Instructions for the task
All lines in the material with the string "可牛拍照" should be listed.

Supplied data
+-------+
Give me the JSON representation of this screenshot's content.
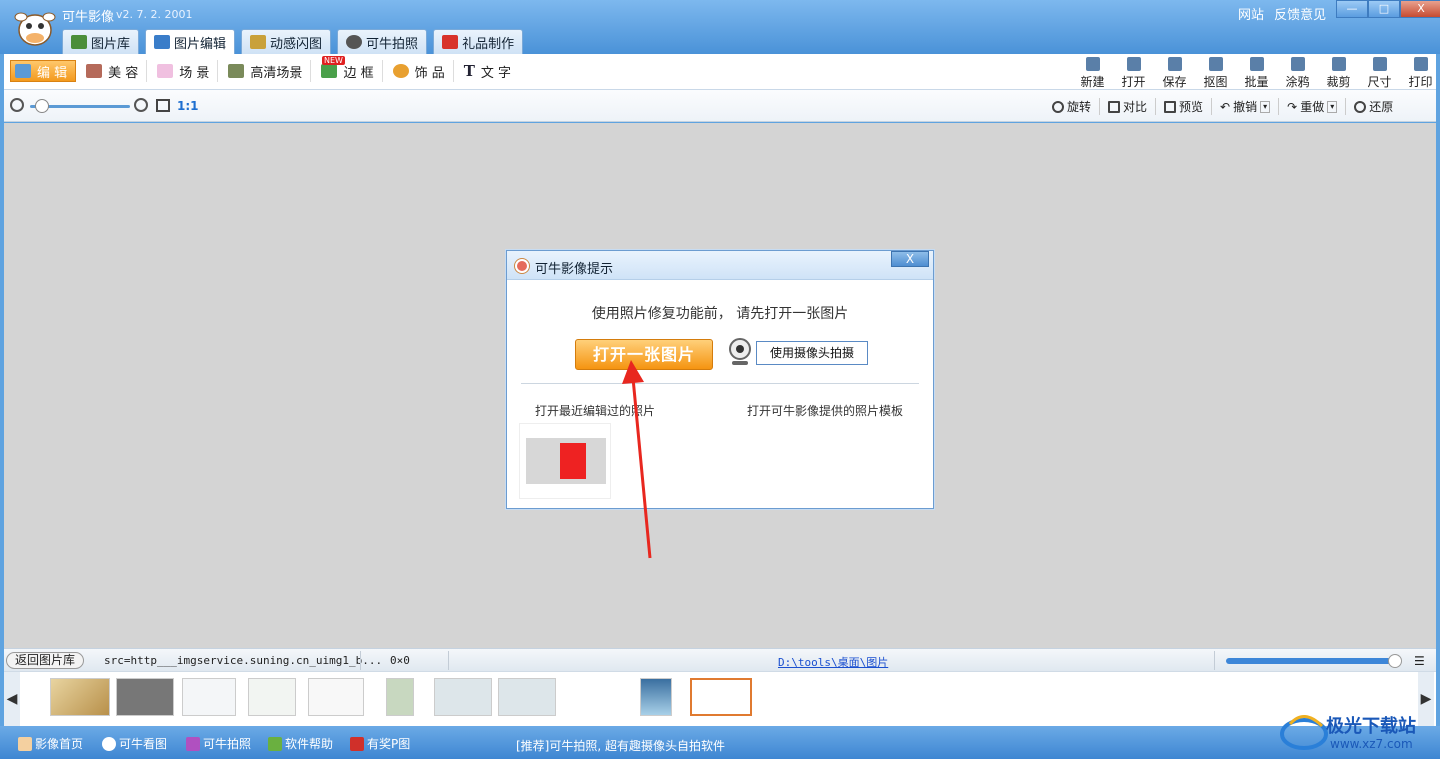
{
  "app": {
    "title": "可牛影像",
    "version": "v2. 7. 2. 2001"
  },
  "top_links": [
    "网站",
    "反馈意见"
  ],
  "window_buttons": {
    "minimize": "—",
    "maximize": "□",
    "close": "X"
  },
  "main_tabs": [
    {
      "label": "图片库",
      "active": false
    },
    {
      "label": "图片编辑",
      "active": true
    },
    {
      "label": "动感闪图",
      "active": false
    },
    {
      "label": "可牛拍照",
      "active": false
    },
    {
      "label": "礼品制作",
      "active": false
    }
  ],
  "sub_tabs": [
    {
      "label": "编 辑",
      "active": true
    },
    {
      "label": "美 容"
    },
    {
      "label": "场 景"
    },
    {
      "label": "高清场景"
    },
    {
      "label": "边 框"
    },
    {
      "label": "饰 品"
    },
    {
      "label": "文 字"
    }
  ],
  "new_badge": "NEW",
  "tools": [
    "新建",
    "打开",
    "保存",
    "抠图",
    "批量",
    "涂鸦",
    "裁剪",
    "尺寸",
    "打印"
  ],
  "zoom": {
    "ratio": "1:1",
    "level": 0.05
  },
  "actions": [
    "旋转",
    "对比",
    "预览",
    "撤销",
    "重做",
    "还原"
  ],
  "dialog": {
    "title": "可牛影像提示",
    "close": "X",
    "message": "使用照片修复功能前， 请先打开一张图片",
    "open_button": "打开一张图片",
    "camera_button": "使用摄像头拍摄",
    "recent_label": "打开最近编辑过的照片",
    "template_label": "打开可牛影像提供的照片模板"
  },
  "status": {
    "back_button": "返回图片库",
    "src": "src=http___imgservice.suning.cn_uimg1_b...",
    "size": "0×0",
    "path": "D:\\tools\\桌面\\图片",
    "thumb_size_level": 0.98
  },
  "filmstrip": {
    "left_arrow": "◀",
    "right_arrow": "▶"
  },
  "bottom_bar": [
    {
      "label": "影像首页"
    },
    {
      "label": "可牛看图"
    },
    {
      "label": "可牛拍照"
    },
    {
      "label": "软件帮助"
    },
    {
      "label": "有奖P图"
    }
  ],
  "promo": "[推荐]可牛拍照, 超有趣摄像头自拍软件",
  "watermark": {
    "text": "极光下载站",
    "url": "www.xz7.com"
  },
  "colors": {
    "accent": "#f59411",
    "titlebar": "#4a92d8",
    "canvas": "#d4d4d4",
    "annotation_arrow": "#e8271f"
  }
}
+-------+
Task answer
      "label": "可牛拍照",
      "label": "可牛拍照"
  "promo": "[推荐]可牛拍照, 超有趣摄像头自拍软件",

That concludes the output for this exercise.